▶ _Exercise_
Exactly how many lines in the data below contain the string "Задание"? Give that number and nothing else.

Records excerpted from a collection
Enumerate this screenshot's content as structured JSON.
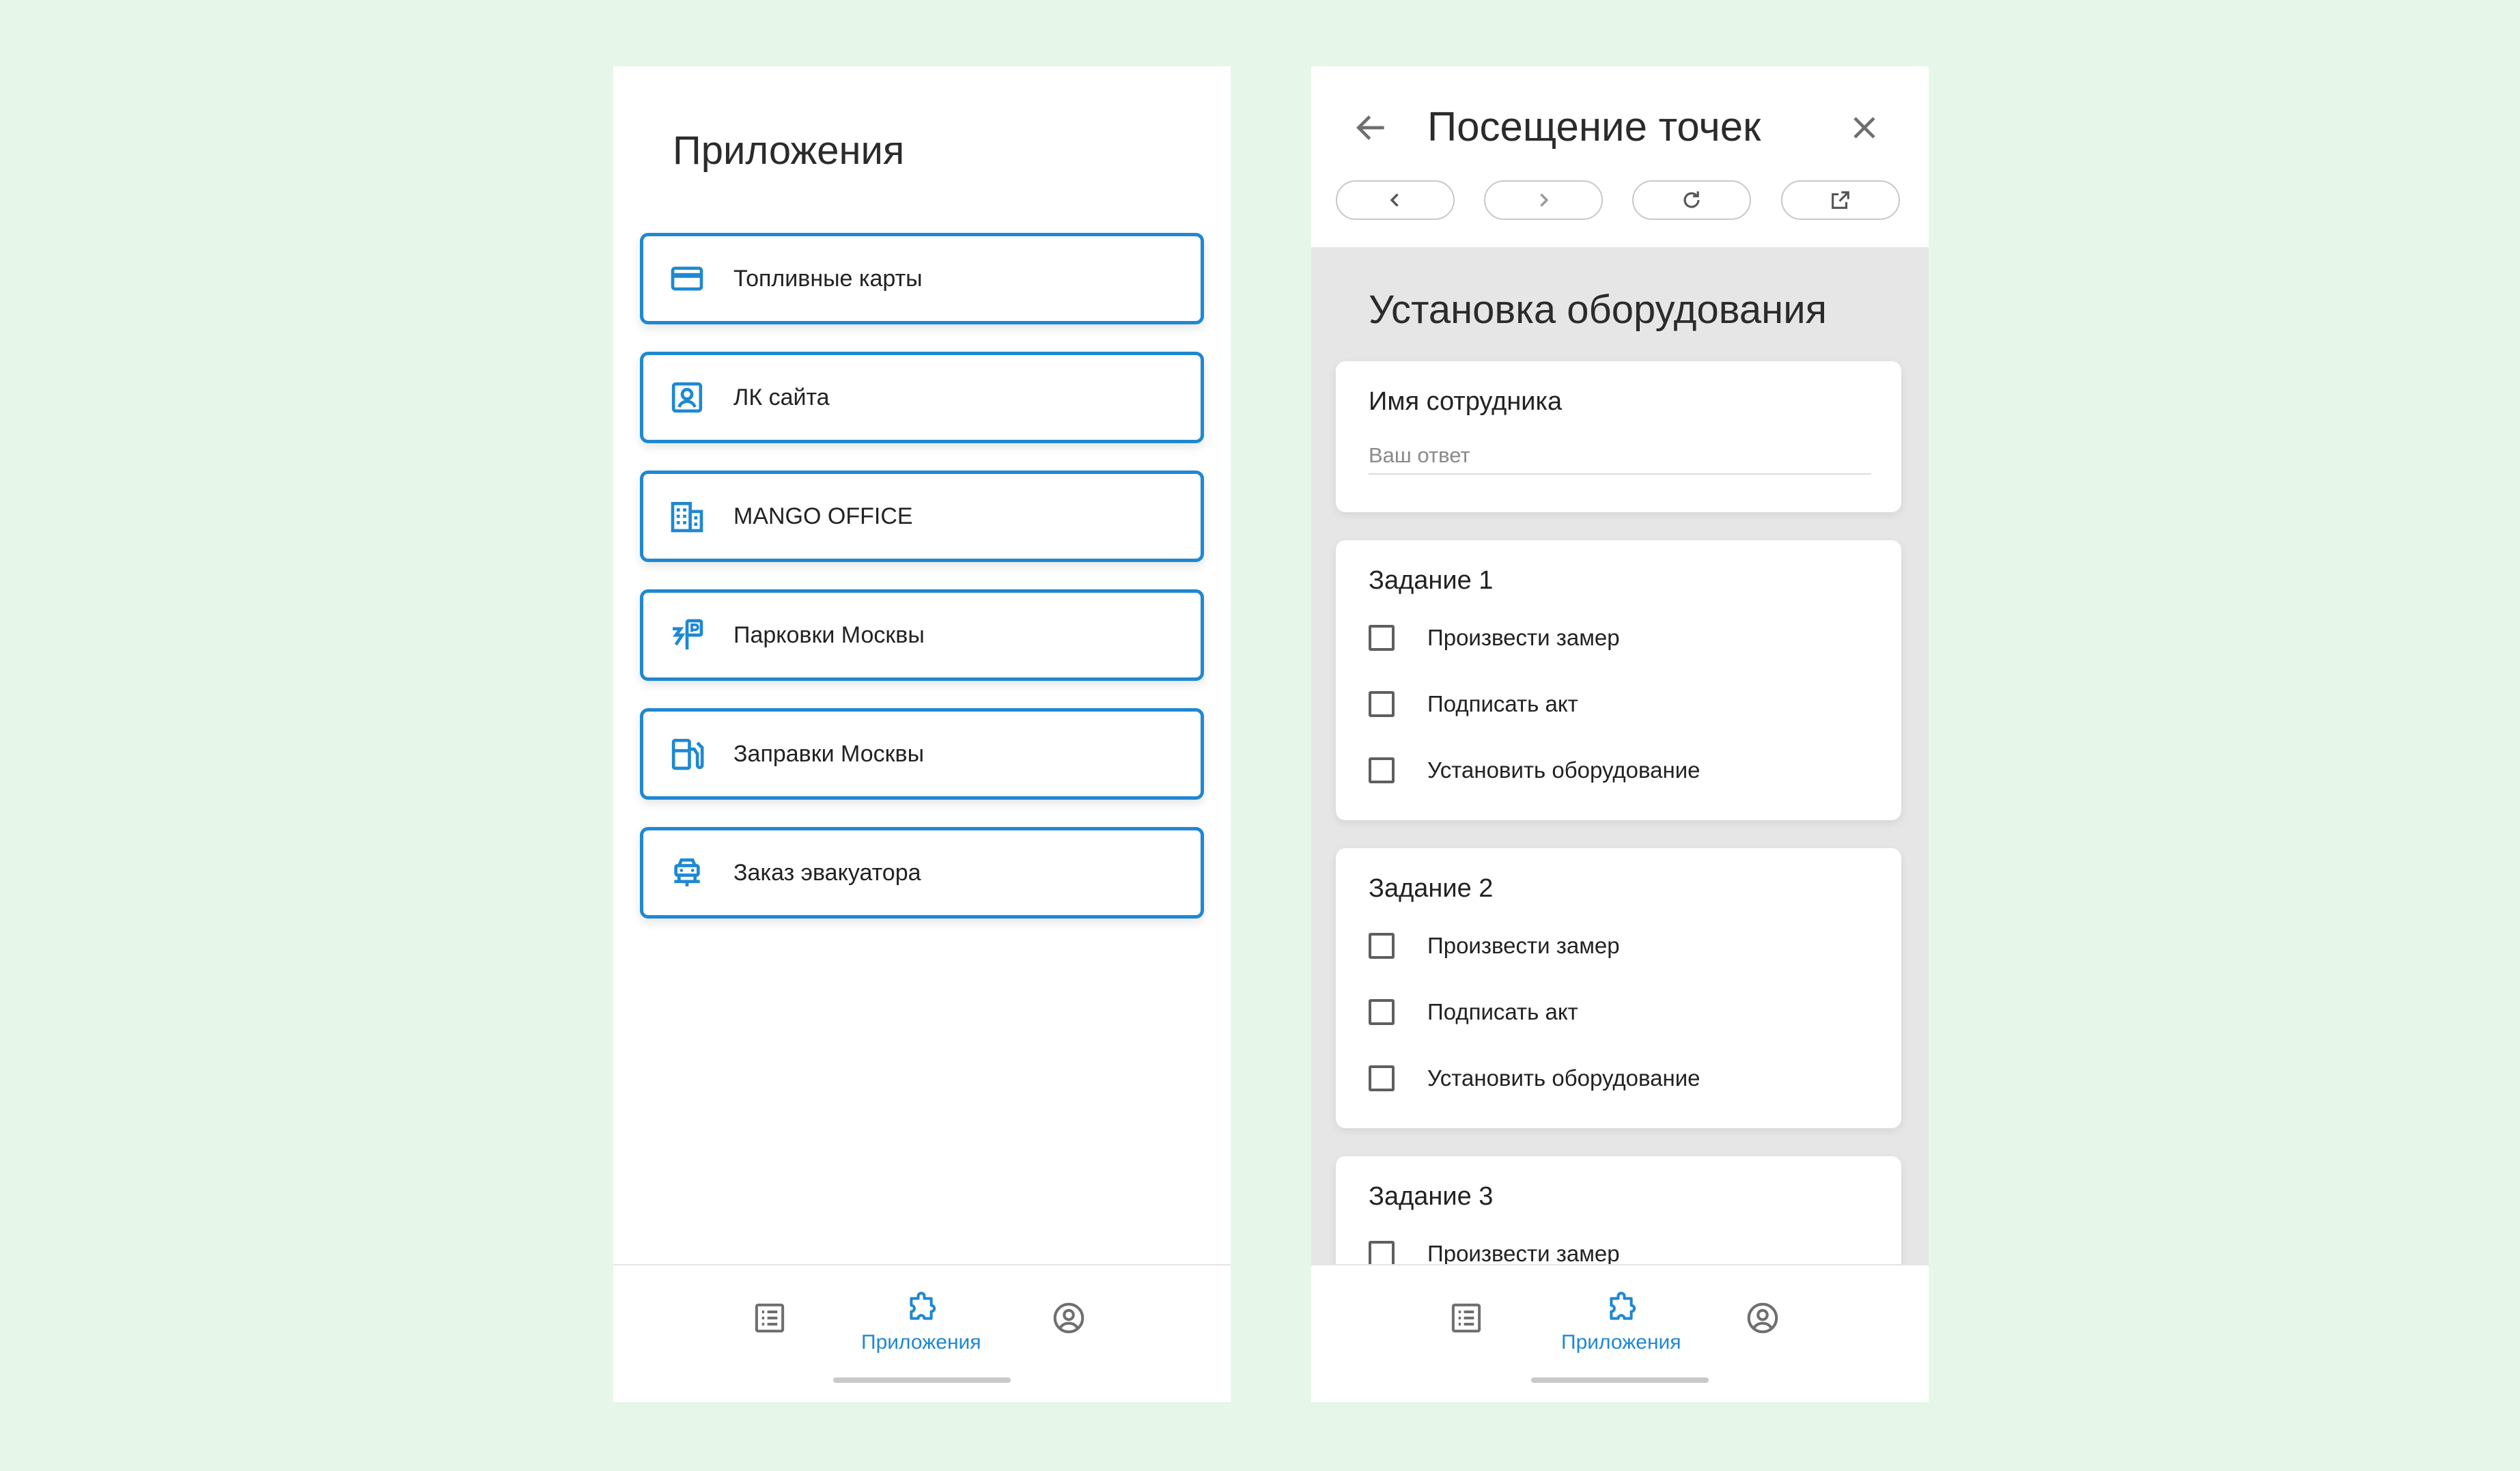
{
  "apps_screen": {
    "title": "Приложения",
    "items": [
      {
        "label": "Топливные карты",
        "icon": "credit-card-icon"
      },
      {
        "label": "ЛК сайта",
        "icon": "account-box-icon"
      },
      {
        "label": "MANGO OFFICE",
        "icon": "building-icon"
      },
      {
        "label": "Парковки Москвы",
        "icon": "parking-icon"
      },
      {
        "label": "Заправки Москвы",
        "icon": "fuel-station-icon"
      },
      {
        "label": "Заказ эвакуатора",
        "icon": "tow-truck-icon"
      }
    ]
  },
  "form_screen": {
    "title": "Посещение точек",
    "browser_controls": [
      "back-icon",
      "forward-icon",
      "reload-icon",
      "open-external-icon"
    ],
    "form_title": "Установка оборудования",
    "employee": {
      "label": "Имя сотрудника",
      "placeholder": "Ваш ответ"
    },
    "tasks": [
      {
        "title": "Задание 1",
        "options": [
          "Произвести замер",
          "Подписать акт",
          "Установить оборудование"
        ]
      },
      {
        "title": "Задание 2",
        "options": [
          "Произвести замер",
          "Подписать акт",
          "Установить оборудование"
        ]
      },
      {
        "title": "Задание 3",
        "options": [
          "Произвести замер"
        ]
      }
    ]
  },
  "bottom_nav": {
    "items": [
      {
        "icon": "list-icon",
        "label": ""
      },
      {
        "icon": "puzzle-icon",
        "label": "Приложения",
        "active": true
      },
      {
        "icon": "profile-icon",
        "label": ""
      }
    ]
  },
  "colors": {
    "accent": "#1e88d2",
    "background": "#e6f7ea",
    "form_background": "#e6e6e6"
  }
}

▶ _Solution to this task_
3